The man had leprosy and he wasn’t sure if Jesus could heal
him. He wasn’t sure
if he should even bother Jesus with his disease.
“Shall I approach him?
Yes, no? Can he
heal me? Yes, no?
Am I good enough to be healed? Yes, no?
His mind wavered; his spirit tossed back and forth as Jesus
approached, and suddenly he called out, “Jesus, if you will, you
can make me clean!” The
man crossed that invisible line, that invisible inner separation,
from a maybe to a yes. Something happened to him inside.
There is a story in
the Bible about a rich young ruler.
He believed in the commandments but he just couldn’t give
his life to Jesus Christ because he loved his wealth and riches too
much. Then Jesus said
to him and to all of his disciples including us, that most famous of
sayings: “With God,
all things are possible!” It
is possible for you and me to move from being a yah-but to being a
yes, where we finally cross that invisible line in our hearts, those
invisible hesitations and equivocations, and we finally say,
cleanly, crisply. With
God, all things are possible, even our saying Yes to God.
I would like to
tell you story about a man who made this inner journey and who was
Secretary General of the United Nations from l954-1961. The
Secretary General is a very prestigious position and currently, Kofi
Annan is our Secretary General who is negotiating in the Mid East
and Jerusalem. When you
read about Kofi, you are reading about one of the giants of this
earth. Well, a giant of the earth from 1954-61 was Secretary
General, Dag Hammarskjold, who kept a diary of his negotiations not
with superpowers but with God. His diary was published in a book
form, MARKINGS, and this diary described his journey with God.
It is a story of a journey from a No to a Maybe to a Yes.
… In his diary in 1952, he asked questions:
Can my life have meaning?
No. Can my life have a purpose? No.
Is there a God? No. He writes:
“I dare not believe that I am not alone in this
universe.” Time moves
on and he is elected Secretary General of the United Nations and in
his diary, he reveals that he is reading the medieval mystics, of
all people. He writes
these profound words, “I discover that self surrender has been a
way to self realization.” What
a discovery that is true for all of us, that self-surrender is the
way to self-realization. How
profoundly true. He begins saying Yes to the demands on his life,
Yes to his neighbors, and Yes even to Fate. Progress. He is making
progress. There is a
slow invisible movement within his life.
He writes other profound words in his diary:
I finally said “Yes to that element in my personality,
which was most unwilling to be transformed from a weakness into
strength.” And finally, we come to the close of his book and the
close of his life when he died in a plane crash over then Rhodesia.
Before he died in that plane crash, he wrote these profound
words: “I don’t

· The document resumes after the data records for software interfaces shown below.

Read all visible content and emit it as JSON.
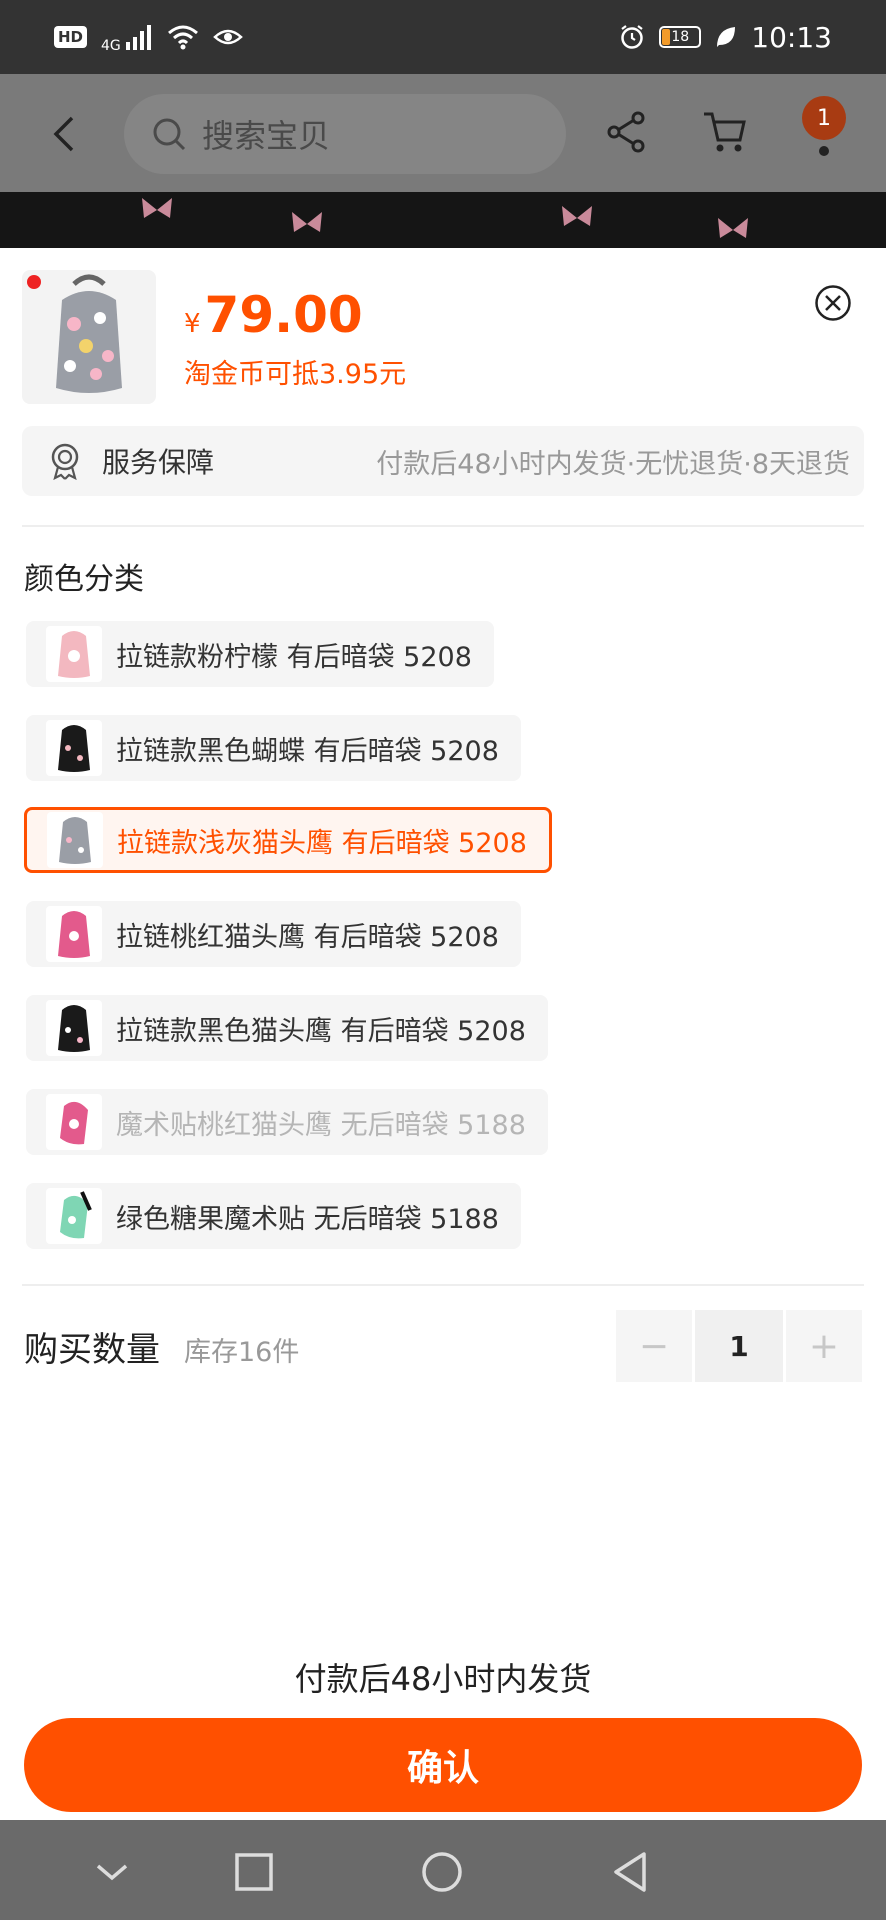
{
  "status_bar": {
    "hd": "HD",
    "network": "4G",
    "battery": "18",
    "time": "10:13"
  },
  "header": {
    "search_placeholder": "搜索宝贝",
    "cart_badge": "1"
  },
  "product": {
    "price_symbol": "¥",
    "price": "79.00",
    "coin_note": "淘金币可抵3.95元"
  },
  "service": {
    "label": "服务保障",
    "detail": "付款后48小时内发货·无忧退货·8天退货"
  },
  "color_section": {
    "title": "颜色分类",
    "options": [
      {
        "label": "拉链款粉柠檬 有后暗袋 5208",
        "state": "normal"
      },
      {
        "label": "拉链款黑色蝴蝶  有后暗袋 5208",
        "state": "normal"
      },
      {
        "label": "拉链款浅灰猫头鹰  有后暗袋 5208",
        "state": "selected"
      },
      {
        "label": "拉链桃红猫头鹰  有后暗袋 5208",
        "state": "normal"
      },
      {
        "label": "拉链款黑色猫头鹰  有后暗袋 5208",
        "state": "normal"
      },
      {
        "label": "魔术贴桃红猫头鹰 无后暗袋 5188",
        "state": "disabled"
      },
      {
        "label": "绿色糖果魔术贴  无后暗袋 5188",
        "state": "normal"
      }
    ]
  },
  "quantity": {
    "label": "购买数量",
    "stock": "库存16件",
    "minus": "−",
    "value": "1",
    "plus": "+"
  },
  "footer": {
    "shipping_note": "付款后48小时内发货",
    "confirm_label": "确认"
  },
  "colors": {
    "accent": "#ff5000",
    "selected_bg": "#fff5f0"
  }
}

know who or what put the question.
I don’t know when or where it was put.
But somewhere and sometime, I said Yes to Someone, and ever

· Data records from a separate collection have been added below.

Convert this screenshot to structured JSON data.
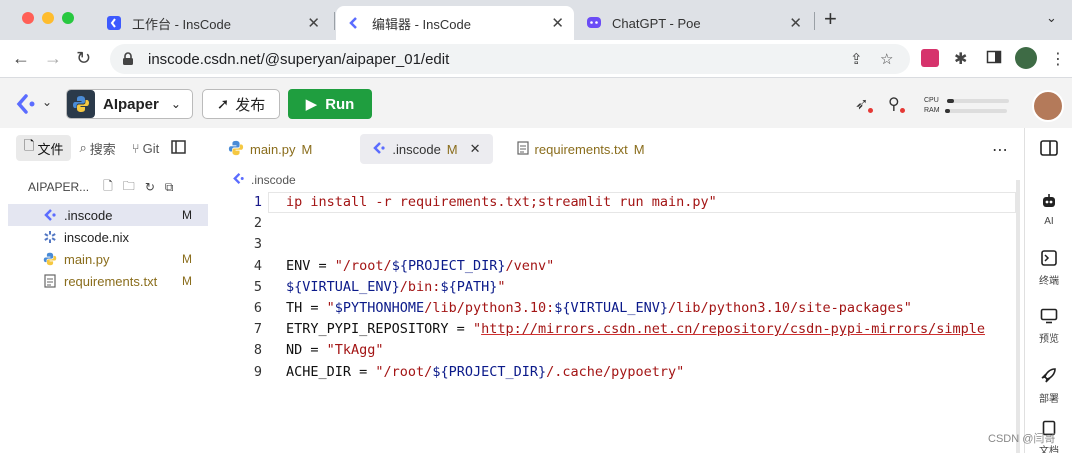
{
  "browser": {
    "tabs": [
      {
        "title": "工作台 - InsCode"
      },
      {
        "title": "编辑器 - InsCode"
      },
      {
        "title": "ChatGPT - Poe"
      }
    ],
    "url": "inscode.csdn.net/@superyan/aipaper_01/edit"
  },
  "ide": {
    "project_name": "AIpaper",
    "publish_label": "发布",
    "run_label": "Run",
    "cpu_label": "CPU",
    "ram_label": "RAM",
    "cpu_usage": 0.12,
    "ram_usage": 0.08
  },
  "sidebar": {
    "tabs": [
      {
        "label": "文件"
      },
      {
        "label": "搜索"
      },
      {
        "label": "Git"
      }
    ],
    "project_header": "AIPAPER...",
    "files": [
      {
        "name": ".inscode",
        "status": "M",
        "color": "#222222"
      },
      {
        "name": "inscode.nix",
        "status": "",
        "color": "#222222"
      },
      {
        "name": "main.py",
        "status": "M",
        "color": "#8a6d1c"
      },
      {
        "name": "requirements.txt",
        "status": "M",
        "color": "#8a6d1c"
      }
    ]
  },
  "editor": {
    "tabs": [
      {
        "name": "main.py",
        "status": "M"
      },
      {
        "name": ".inscode",
        "status": "M"
      },
      {
        "name": "requirements.txt",
        "status": "M"
      }
    ],
    "breadcrumb": ".inscode",
    "lines": [
      {
        "n": "1",
        "segs": [
          {
            "t": "ip install -r requirements.txt;streamlit run main.py\"",
            "c": "str"
          }
        ]
      },
      {
        "n": "2",
        "segs": []
      },
      {
        "n": "3",
        "segs": []
      },
      {
        "n": "4",
        "segs": [
          {
            "t": "ENV = ",
            "c": "plain"
          },
          {
            "t": "\"/root/",
            "c": "str"
          },
          {
            "t": "${PROJECT_DIR}",
            "c": "kw"
          },
          {
            "t": "/venv\"",
            "c": "str"
          }
        ]
      },
      {
        "n": "5",
        "segs": [
          {
            "t": "${VIRTUAL_ENV}",
            "c": "kw"
          },
          {
            "t": "/bin:",
            "c": "str"
          },
          {
            "t": "${PATH}",
            "c": "kw"
          },
          {
            "t": "\"",
            "c": "str"
          }
        ]
      },
      {
        "n": "6",
        "segs": [
          {
            "t": "TH = ",
            "c": "plain"
          },
          {
            "t": "\"",
            "c": "str"
          },
          {
            "t": "$PYTHONHOME",
            "c": "kw"
          },
          {
            "t": "/lib/python3.10:",
            "c": "str"
          },
          {
            "t": "${VIRTUAL_ENV}",
            "c": "kw"
          },
          {
            "t": "/lib/python3.10/site-packages\"",
            "c": "str"
          }
        ]
      },
      {
        "n": "7",
        "segs": [
          {
            "t": "ETRY_PYPI_REPOSITORY = ",
            "c": "plain"
          },
          {
            "t": "\"",
            "c": "str"
          },
          {
            "t": "http://mirrors.csdn.net.cn/repository/csdn-pypi-mirrors/simple",
            "c": "url"
          }
        ]
      },
      {
        "n": "8",
        "segs": [
          {
            "t": "ND = ",
            "c": "plain"
          },
          {
            "t": "\"TkAgg\"",
            "c": "str"
          }
        ]
      },
      {
        "n": "9",
        "segs": [
          {
            "t": "ACHE_DIR = ",
            "c": "plain"
          },
          {
            "t": "\"/root/",
            "c": "str"
          },
          {
            "t": "${PROJECT_DIR}",
            "c": "kw"
          },
          {
            "t": "/.cache/pypoetry\"",
            "c": "str"
          }
        ]
      }
    ]
  },
  "rail": {
    "items": [
      {
        "label": "AI"
      },
      {
        "label": "终端"
      },
      {
        "label": "预览"
      },
      {
        "label": "部署"
      },
      {
        "label": "文档"
      }
    ]
  },
  "watermark": "CSDN @闫哥"
}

since, my life in self surrender, had a goal.”
… He crossed that invisible line of hesitations and
procrastinations, from being a yah-but to being a Yes to himself,
his neighbors, his destiny, his God.
Now, I know that
Dag Hammarskjold still had those inner questions.
Why is there so much suffering in the world?
Why do nations still rage at each other with war?
Why are some nations so poor and others so rich?
Yes, he had many questions and doubts that challenged his
mind; but more importantly, he had moved past those questions and
past those doubts and finally crossed the invisible line and said
Yes to God.
Confirmation Sunday. You confirmands are seated before in all your radiant
splendor, shining and smiling in your white gowns.
You are the crown of God’s creation.
You are the crowning pleasure of God’s artistic work.
God is pleased with who he has created. Your God given
destiny is before you. Your life is before you.
God has given you life inside of you and life all around you.
He has given you life on this good planet Earth and eternal
life in Heaven with God. God
has said to you, Yes. And
there is that need within us, a need within you, to say Yes.
Yes to God, yes to yourself, yes to your neighbor, yes to
this world in which you live. There
is a need within you to cross that invisible line within, from being
a yah-but to being a Yes.
I want it
understood, clearly, cleanly, crisply.
The answer is Yes.